Data entries
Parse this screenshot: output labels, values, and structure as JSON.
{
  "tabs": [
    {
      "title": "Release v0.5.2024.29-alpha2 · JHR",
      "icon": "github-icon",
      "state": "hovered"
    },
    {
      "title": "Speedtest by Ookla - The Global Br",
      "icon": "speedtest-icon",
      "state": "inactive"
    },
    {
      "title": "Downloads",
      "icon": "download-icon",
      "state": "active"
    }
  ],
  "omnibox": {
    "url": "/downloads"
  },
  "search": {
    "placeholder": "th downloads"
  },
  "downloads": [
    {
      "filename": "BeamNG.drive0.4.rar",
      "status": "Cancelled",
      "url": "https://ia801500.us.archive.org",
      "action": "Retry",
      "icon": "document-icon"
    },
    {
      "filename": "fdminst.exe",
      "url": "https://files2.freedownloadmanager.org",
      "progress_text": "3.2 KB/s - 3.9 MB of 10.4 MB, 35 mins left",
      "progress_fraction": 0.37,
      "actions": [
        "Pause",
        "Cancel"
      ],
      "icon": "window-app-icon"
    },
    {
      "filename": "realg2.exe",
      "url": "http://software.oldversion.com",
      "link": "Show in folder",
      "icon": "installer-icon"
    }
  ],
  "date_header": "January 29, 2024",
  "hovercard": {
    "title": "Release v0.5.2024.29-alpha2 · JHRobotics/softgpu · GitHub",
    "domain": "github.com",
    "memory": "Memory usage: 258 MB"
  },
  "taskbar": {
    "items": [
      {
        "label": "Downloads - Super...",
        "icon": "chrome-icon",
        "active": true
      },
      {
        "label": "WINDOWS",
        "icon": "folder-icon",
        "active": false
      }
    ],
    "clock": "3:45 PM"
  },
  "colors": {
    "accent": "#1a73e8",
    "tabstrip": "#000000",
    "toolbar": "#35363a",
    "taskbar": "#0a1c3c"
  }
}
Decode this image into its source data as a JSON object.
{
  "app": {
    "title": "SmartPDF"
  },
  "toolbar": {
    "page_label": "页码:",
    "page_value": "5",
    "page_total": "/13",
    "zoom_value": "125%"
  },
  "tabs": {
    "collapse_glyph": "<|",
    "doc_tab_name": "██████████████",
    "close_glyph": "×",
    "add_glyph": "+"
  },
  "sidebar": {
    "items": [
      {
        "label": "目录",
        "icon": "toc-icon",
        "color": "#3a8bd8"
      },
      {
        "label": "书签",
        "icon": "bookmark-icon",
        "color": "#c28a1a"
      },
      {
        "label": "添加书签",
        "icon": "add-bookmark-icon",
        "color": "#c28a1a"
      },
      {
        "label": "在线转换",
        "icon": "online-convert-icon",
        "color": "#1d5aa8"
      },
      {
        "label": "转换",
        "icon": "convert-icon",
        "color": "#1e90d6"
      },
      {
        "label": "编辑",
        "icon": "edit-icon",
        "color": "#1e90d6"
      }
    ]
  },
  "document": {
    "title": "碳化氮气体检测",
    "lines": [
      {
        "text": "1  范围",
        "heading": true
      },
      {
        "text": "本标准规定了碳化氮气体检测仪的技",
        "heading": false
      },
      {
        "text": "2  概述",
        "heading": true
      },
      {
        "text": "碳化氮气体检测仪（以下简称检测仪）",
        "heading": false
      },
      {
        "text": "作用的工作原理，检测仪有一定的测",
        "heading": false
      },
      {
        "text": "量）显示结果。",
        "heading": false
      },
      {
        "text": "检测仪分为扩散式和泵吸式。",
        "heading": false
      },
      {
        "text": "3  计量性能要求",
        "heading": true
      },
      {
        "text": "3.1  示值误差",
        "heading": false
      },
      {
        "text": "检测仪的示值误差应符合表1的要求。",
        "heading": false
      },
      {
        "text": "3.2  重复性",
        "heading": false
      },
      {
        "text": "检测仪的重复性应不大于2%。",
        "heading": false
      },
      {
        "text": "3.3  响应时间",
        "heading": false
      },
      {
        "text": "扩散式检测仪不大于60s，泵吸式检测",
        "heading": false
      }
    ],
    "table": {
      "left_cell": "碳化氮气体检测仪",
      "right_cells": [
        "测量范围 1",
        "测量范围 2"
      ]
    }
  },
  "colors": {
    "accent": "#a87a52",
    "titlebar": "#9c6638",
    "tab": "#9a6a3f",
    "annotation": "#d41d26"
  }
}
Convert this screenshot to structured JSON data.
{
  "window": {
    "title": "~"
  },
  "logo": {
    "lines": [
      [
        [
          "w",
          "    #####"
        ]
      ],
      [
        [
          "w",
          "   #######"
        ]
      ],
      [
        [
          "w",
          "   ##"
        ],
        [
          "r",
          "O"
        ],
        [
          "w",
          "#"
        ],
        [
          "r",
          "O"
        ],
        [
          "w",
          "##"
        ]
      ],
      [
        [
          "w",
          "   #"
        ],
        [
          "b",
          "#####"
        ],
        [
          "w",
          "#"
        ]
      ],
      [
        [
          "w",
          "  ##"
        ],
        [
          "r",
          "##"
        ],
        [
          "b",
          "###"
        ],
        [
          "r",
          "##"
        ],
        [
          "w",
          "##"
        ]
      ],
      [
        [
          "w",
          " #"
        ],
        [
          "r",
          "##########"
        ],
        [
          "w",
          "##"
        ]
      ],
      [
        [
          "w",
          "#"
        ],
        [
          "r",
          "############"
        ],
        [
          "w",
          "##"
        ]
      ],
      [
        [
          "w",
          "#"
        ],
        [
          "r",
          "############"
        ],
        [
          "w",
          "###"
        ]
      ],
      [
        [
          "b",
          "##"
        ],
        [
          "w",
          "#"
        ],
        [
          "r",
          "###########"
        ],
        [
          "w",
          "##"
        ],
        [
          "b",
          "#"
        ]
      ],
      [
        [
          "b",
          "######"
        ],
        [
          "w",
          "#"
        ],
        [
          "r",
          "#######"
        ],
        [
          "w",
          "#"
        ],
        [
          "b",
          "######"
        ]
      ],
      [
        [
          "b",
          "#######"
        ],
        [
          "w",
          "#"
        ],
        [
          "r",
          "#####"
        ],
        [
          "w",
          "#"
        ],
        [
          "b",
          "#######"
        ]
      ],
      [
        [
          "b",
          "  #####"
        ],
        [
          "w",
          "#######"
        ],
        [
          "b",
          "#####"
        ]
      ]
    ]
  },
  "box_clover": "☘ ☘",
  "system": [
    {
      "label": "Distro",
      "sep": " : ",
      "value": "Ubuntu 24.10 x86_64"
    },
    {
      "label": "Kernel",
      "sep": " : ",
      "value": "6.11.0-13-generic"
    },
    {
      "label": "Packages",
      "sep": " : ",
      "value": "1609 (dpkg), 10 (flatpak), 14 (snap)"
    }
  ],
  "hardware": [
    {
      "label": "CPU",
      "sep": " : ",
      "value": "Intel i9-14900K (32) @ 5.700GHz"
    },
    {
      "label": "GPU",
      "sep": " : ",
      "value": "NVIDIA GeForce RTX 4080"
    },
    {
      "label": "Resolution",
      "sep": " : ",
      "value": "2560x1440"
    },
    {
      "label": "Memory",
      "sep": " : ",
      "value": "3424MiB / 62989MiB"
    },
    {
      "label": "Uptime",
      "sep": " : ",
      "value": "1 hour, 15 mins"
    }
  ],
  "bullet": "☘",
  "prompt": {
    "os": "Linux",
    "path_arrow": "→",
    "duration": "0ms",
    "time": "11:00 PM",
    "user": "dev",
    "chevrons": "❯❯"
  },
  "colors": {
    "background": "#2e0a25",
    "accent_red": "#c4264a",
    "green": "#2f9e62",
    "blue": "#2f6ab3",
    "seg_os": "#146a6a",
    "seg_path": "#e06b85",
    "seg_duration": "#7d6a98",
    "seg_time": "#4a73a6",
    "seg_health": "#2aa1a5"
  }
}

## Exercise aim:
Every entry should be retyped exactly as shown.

## Written response:
Parse this screenshot: output labels, values, and structure as JSON.
{
  "tabs": [
    {
      "title": "Release v0.5.2024.29-alpha2 · JHR",
      "icon": "github-icon",
      "state": "hovered"
    },
    {
      "title": "Speedtest by Ookla - The Global Br",
      "icon": "speedtest-icon",
      "state": "inactive"
    },
    {
      "title": "Downloads",
      "icon": "download-icon",
      "state": "active"
    }
  ],
  "omnibox": {
    "url": "/downloads"
  },
  "search": {
    "placeholder": "th downloads"
  },
  "downloads": [
    {
      "filename": "BeamNG.drive0.4.rar",
      "status": "Cancelled",
      "url": "https://ia801500.us.archive.org",
      "action": "Retry",
      "icon": "document-icon"
    },
    {
      "filename": "fdminst.exe",
      "url": "https://files2.freedownloadmanager.org",
      "progress_text": "3.2 KB/s - 3.9 MB of 10.4 MB, 35 mins left",
      "progress_fraction": 0.37,
      "actions": [
        "Pause",
        "Cancel"
      ],
      "icon": "window-app-icon"
    },
    {
      "filename": "realg2.exe",
      "url": "http://software.oldversion.com",
      "link": "Show in folder",
      "icon": "installer-icon"
    }
  ],
  "date_header": "January 29, 2024",
  "hovercard": {
    "title": "Release v0.5.2024.29-alpha2 · JHRobotics/softgpu · GitHub",
    "domain": "github.com",
    "memory": "Memory usage: 258 MB"
  },
  "taskbar": {
    "items": [
      {
        "label": "Downloads - Super...",
        "icon": "chrome-icon",
        "active": true
      },
      {
        "label": "WINDOWS",
        "icon": "folder-icon",
        "active": false
      }
    ],
    "clock": "3:45 PM"
  },
  "colors": {
    "accent": "#1a73e8",
    "tabstrip": "#000000",
    "toolbar": "#35363a",
    "taskbar": "#0a1c3c"
  }
}
Decode this image into its source data as a JSON object.
{
  "app": {
    "title": "SmartPDF"
  },
  "toolbar": {
    "page_label": "页码:",
    "page_value": "5",
    "page_total": "/13",
    "zoom_value": "125%"
  },
  "tabs": {
    "collapse_glyph": "<|",
    "doc_tab_name": "██████████████",
    "close_glyph": "×",
    "add_glyph": "+"
  },
  "sidebar": {
    "items": [
      {
        "label": "目录",
        "icon": "toc-icon",
        "color": "#3a8bd8"
      },
      {
        "label": "书签",
        "icon": "bookmark-icon",
        "color": "#c28a1a"
      },
      {
        "label": "添加书签",
        "icon": "add-bookmark-icon",
        "color": "#c28a1a"
      },
      {
        "label": "在线转换",
        "icon": "online-convert-icon",
        "color": "#1d5aa8"
      },
      {
        "label": "转换",
        "icon": "convert-icon",
        "color": "#1e90d6"
      },
      {
        "label": "编辑",
        "icon": "edit-icon",
        "color": "#1e90d6"
      }
    ]
  },
  "document": {
    "title": "碳化氮气体检测",
    "lines": [
      {
        "text": "1  范围",
        "heading": true
      },
      {
        "text": "本标准规定了碳化氮气体检测仪的技",
        "heading": false
      },
      {
        "text": "2  概述",
        "heading": true
      },
      {
        "text": "碳化氮气体检测仪（以下简称检测仪）",
        "heading": false
      },
      {
        "text": "作用的工作原理，检测仪有一定的测",
        "heading": false
      },
      {
        "text": "量）显示结果。",
        "heading": false
      },
      {
        "text": "检测仪分为扩散式和泵吸式。",
        "heading": false
      },
      {
        "text": "3  计量性能要求",
        "heading": true
      },
      {
        "text": "3.1  示值误差",
        "heading": false
      },
      {
        "text": "检测仪的示值误差应符合表1的要求。",
        "heading": false
      },
      {
        "text": "3.2  重复性",
        "heading": false
      },
      {
        "text": "检测仪的重复性应不大于2%。",
        "heading": false
      },
      {
        "text": "3.3  响应时间",
        "heading": false
      },
      {
        "text": "扩散式检测仪不大于60s，泵吸式检测",
        "heading": false
      }
    ],
    "table": {
      "left_cell": "碳化氮气体检测仪",
      "right_cells": [
        "测量范围 1",
        "测量范围 2"
      ]
    }
  },
  "colors": {
    "accent": "#a87a52",
    "titlebar": "#9c6638",
    "tab": "#9a6a3f",
    "annotation": "#d41d26"
  }
}
Convert this screenshot to structured JSON data.
{
  "window": {
    "title": "~"
  },
  "logo": {
    "lines": [
      [
        [
          "w",
          "    #####"
        ]
      ],
      [
        [
          "w",
          "   #######"
        ]
      ],
      [
        [
          "w",
          "   ##"
        ],
        [
          "r",
          "O"
        ],
        [
          "w",
          "#"
        ],
        [
          "r",
          "O"
        ],
        [
          "w",
          "##"
        ]
      ],
      [
        [
          "w",
          "   #"
        ],
        [
          "b",
          "#####"
        ],
        [
          "w",
          "#"
        ]
      ],
      [
        [
          "w",
          "  ##"
        ],
        [
          "r",
          "##"
        ],
        [
          "b",
          "###"
        ],
        [
          "r",
          "##"
        ],
        [
          "w",
          "##"
        ]
      ],
      [
        [
          "w",
          " #"
        ],
        [
          "r",
          "##########"
        ],
        [
          "w",
          "##"
        ]
      ],
      [
        [
          "w",
          "#"
        ],
        [
          "r",
          "############"
        ],
        [
          "w",
          "##"
        ]
      ],
      [
        [
          "w",
          "#"
        ],
        [
          "r",
          "############"
        ],
        [
          "w",
          "###"
        ]
      ],
      [
        [
          "b",
          "##"
        ],
        [
          "w",
          "#"
        ],
        [
          "r",
          "###########"
        ],
        [
          "w",
          "##"
        ],
        [
          "b",
          "#"
        ]
      ],
      [
        [
          "b",
          "######"
        ],
        [
          "w",
          "#"
        ],
        [
          "r",
          "#######"
        ],
        [
          "w",
          "#"
        ],
        [
          "b",
          "######"
        ]
      ],
      [
        [
          "b",
          "#######"
        ],
        [
          "w",
          "#"
        ],
        [
          "r",
          "#####"
        ],
        [
          "w",
          "#"
        ],
        [
          "b",
          "#######"
        ]
      ],
      [
        [
          "b",
          "  #####"
        ],
        [
          "w",
          "#######"
        ],
        [
          "b",
          "#####"
        ]
      ]
    ]
  },
  "box_clover": "☘ ☘",
  "system": [
    {
      "label": "Distro",
      "sep": " : ",
      "value": "Ubuntu 24.10 x86_64"
    },
    {
      "label": "Kernel",
      "sep": " : ",
      "value": "6.11.0-13-generic"
    },
    {
      "label": "Packages",
      "sep": " : ",
      "value": "1609 (dpkg), 10 (flatpak), 14 (snap)"
    }
  ],
  "hardware": [
    {
      "label": "CPU",
      "sep": " : ",
      "value": "Intel i9-14900K (32) @ 5.700GHz"
    },
    {
      "label": "GPU",
      "sep": " : ",
      "value": "NVIDIA GeForce RTX 4080"
    },
    {
      "label": "Resolution",
      "sep": " : ",
      "value": "2560x1440"
    },
    {
      "label": "Memory",
      "sep": " : ",
      "value": "3424MiB / 62989MiB"
    },
    {
      "label": "Uptime",
      "sep": " : ",
      "value": "1 hour, 15 mins"
    }
  ],
  "bullet": "☘",
  "prompt": {
    "os": "Linux",
    "path_arrow": "→",
    "duration": "0ms",
    "time": "11:00 PM",
    "user": "dev",
    "chevrons": "❯❯"
  },
  "colors": {
    "background": "#2e0a25",
    "accent_red": "#c4264a",
    "green": "#2f9e62",
    "blue": "#2f6ab3",
    "seg_os": "#146a6a",
    "seg_path": "#e06b85",
    "seg_duration": "#7d6a98",
    "seg_time": "#4a73a6",
    "seg_health": "#2aa1a5"
  }
}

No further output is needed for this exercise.